Search the data for "time". Return each matching line.

(DATA SUPPLIED Opens)

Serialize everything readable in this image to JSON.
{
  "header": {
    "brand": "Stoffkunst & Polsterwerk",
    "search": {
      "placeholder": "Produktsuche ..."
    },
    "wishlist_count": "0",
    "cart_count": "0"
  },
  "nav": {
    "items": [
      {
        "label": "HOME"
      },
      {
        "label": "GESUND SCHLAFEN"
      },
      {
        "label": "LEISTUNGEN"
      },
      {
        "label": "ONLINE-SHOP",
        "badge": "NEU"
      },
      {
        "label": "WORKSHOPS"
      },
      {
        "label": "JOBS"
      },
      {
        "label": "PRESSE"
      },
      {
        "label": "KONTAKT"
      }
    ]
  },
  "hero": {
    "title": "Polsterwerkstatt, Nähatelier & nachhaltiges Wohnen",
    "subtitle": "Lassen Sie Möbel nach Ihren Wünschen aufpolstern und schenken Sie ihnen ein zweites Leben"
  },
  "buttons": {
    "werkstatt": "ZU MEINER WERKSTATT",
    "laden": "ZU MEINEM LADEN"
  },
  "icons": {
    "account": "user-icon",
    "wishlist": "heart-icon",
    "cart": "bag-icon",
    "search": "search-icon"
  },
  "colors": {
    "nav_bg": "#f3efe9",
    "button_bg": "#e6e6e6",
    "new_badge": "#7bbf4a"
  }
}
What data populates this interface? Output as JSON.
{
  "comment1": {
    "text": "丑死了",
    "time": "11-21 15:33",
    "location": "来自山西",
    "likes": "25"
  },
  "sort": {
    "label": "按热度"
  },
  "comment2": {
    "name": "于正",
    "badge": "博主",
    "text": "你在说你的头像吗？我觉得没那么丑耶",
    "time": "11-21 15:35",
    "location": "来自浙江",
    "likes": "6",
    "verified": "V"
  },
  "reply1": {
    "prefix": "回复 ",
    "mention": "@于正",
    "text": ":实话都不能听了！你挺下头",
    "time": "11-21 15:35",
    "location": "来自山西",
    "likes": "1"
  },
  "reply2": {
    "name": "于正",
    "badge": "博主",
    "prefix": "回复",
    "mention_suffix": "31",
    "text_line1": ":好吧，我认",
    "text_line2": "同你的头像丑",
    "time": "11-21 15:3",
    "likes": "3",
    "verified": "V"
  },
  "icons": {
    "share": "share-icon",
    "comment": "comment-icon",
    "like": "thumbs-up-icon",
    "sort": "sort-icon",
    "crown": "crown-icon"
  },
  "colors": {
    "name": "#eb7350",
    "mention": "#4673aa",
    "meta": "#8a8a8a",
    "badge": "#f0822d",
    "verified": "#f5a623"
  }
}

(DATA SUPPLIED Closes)

# [SOLUTION TO THIS PROBLEM]
    "time": "11-21 15:33",
    "time": "11-21 15:35",
    "time": "11-21 15:35",
    "time": "11-21 15:3",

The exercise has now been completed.